---------- PROVIDED INFORMATION ----------

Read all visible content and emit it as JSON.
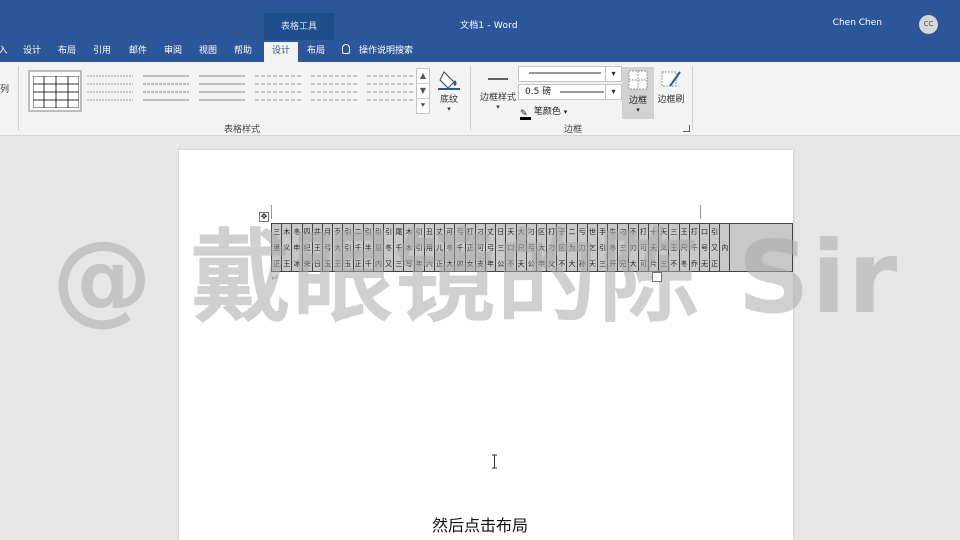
{
  "titlebar": {
    "context_group": "表格工具",
    "doc_title": "文档1 - Word",
    "user": "Chen Chen",
    "avatar_initials": "CC"
  },
  "tabs": [
    {
      "label": "入",
      "active": false
    },
    {
      "label": "设计",
      "active": false
    },
    {
      "label": "布局",
      "active": false
    },
    {
      "label": "引用",
      "active": false
    },
    {
      "label": "邮件",
      "active": false
    },
    {
      "label": "审阅",
      "active": false
    },
    {
      "label": "视图",
      "active": false
    },
    {
      "label": "帮助",
      "active": false
    },
    {
      "label": "设计",
      "active": true
    },
    {
      "label": "布局",
      "active": false
    }
  ],
  "tell_me": "操作说明搜索",
  "ribbon": {
    "left_label": "列",
    "table_styles_label": "表格样式",
    "shading_label": "底纹",
    "borders_group_label": "边框",
    "border_styles_label": "边框样式",
    "pen_weight": "0.5 磅",
    "pen_color_label": "笔颜色",
    "borders_button_label": "边框",
    "border_painter_label": "边框刷",
    "accent": "#2b579a"
  },
  "document": {
    "paragraph_mark": "↵",
    "table_rows": [
      "三木冬四井月歹引二引引引尾木引丑丈可弓打刁丈日天大刁区打子二亏世手牛刁不打十天三王打口引",
      "里义申纪王弓大引千半见冬千木引用儿冬千正可弓三口尺弓大刁区为刀乞引冬三刃可夭义王尺千号又内",
      "正王冰来日玉王玉正千内又三写年六正大卯女支年公不夭公申父不大孙天三开兄大可片三不冬乔无正"
    ]
  },
  "caption": "然后点击布局",
  "watermark": "@ 戴眼镜的陈 Sir"
}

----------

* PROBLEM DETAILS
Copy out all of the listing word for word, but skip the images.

* SOLUTION TO THE PROBLEM
Read all visible content and emit it as JSON.
{
  "titlebar": {
    "context_group": "表格工具",
    "doc_title": "文档1 - Word",
    "user": "Chen Chen",
    "avatar_initials": "CC"
  },
  "tabs": [
    {
      "label": "入",
      "active": false
    },
    {
      "label": "设计",
      "active": false
    },
    {
      "label": "布局",
      "active": false
    },
    {
      "label": "引用",
      "active": false
    },
    {
      "label": "邮件",
      "active": false
    },
    {
      "label": "审阅",
      "active": false
    },
    {
      "label": "视图",
      "active": false
    },
    {
      "label": "帮助",
      "active": false
    },
    {
      "label": "设计",
      "active": true
    },
    {
      "label": "布局",
      "active": false
    }
  ],
  "tell_me": "操作说明搜索",
  "ribbon": {
    "left_label": "列",
    "table_styles_label": "表格样式",
    "shading_label": "底纹",
    "borders_group_label": "边框",
    "border_styles_label": "边框样式",
    "pen_weight": "0.5 磅",
    "pen_color_label": "笔颜色",
    "borders_button_label": "边框",
    "border_painter_label": "边框刷",
    "accent": "#2b579a"
  },
  "document": {
    "paragraph_mark": "↵",
    "table_rows": [
      "三木冬四井月歹引二引引引尾木引丑丈可弓打刁丈日天大刁区打子二亏世手牛刁不打十天三王打口引",
      "里义申纪王弓大引千半见冬千木引用儿冬千正可弓三口尺弓大刁区为刀乞引冬三刃可夭义王尺千号又内",
      "正王冰来日玉王玉正千内又三写年六正大卯女支年公不夭公申父不大孙天三开兄大可片三不冬乔无正"
    ]
  },
  "caption": "然后点击布局",
  "watermark": "@ 戴眼镜的陈 Sir"
}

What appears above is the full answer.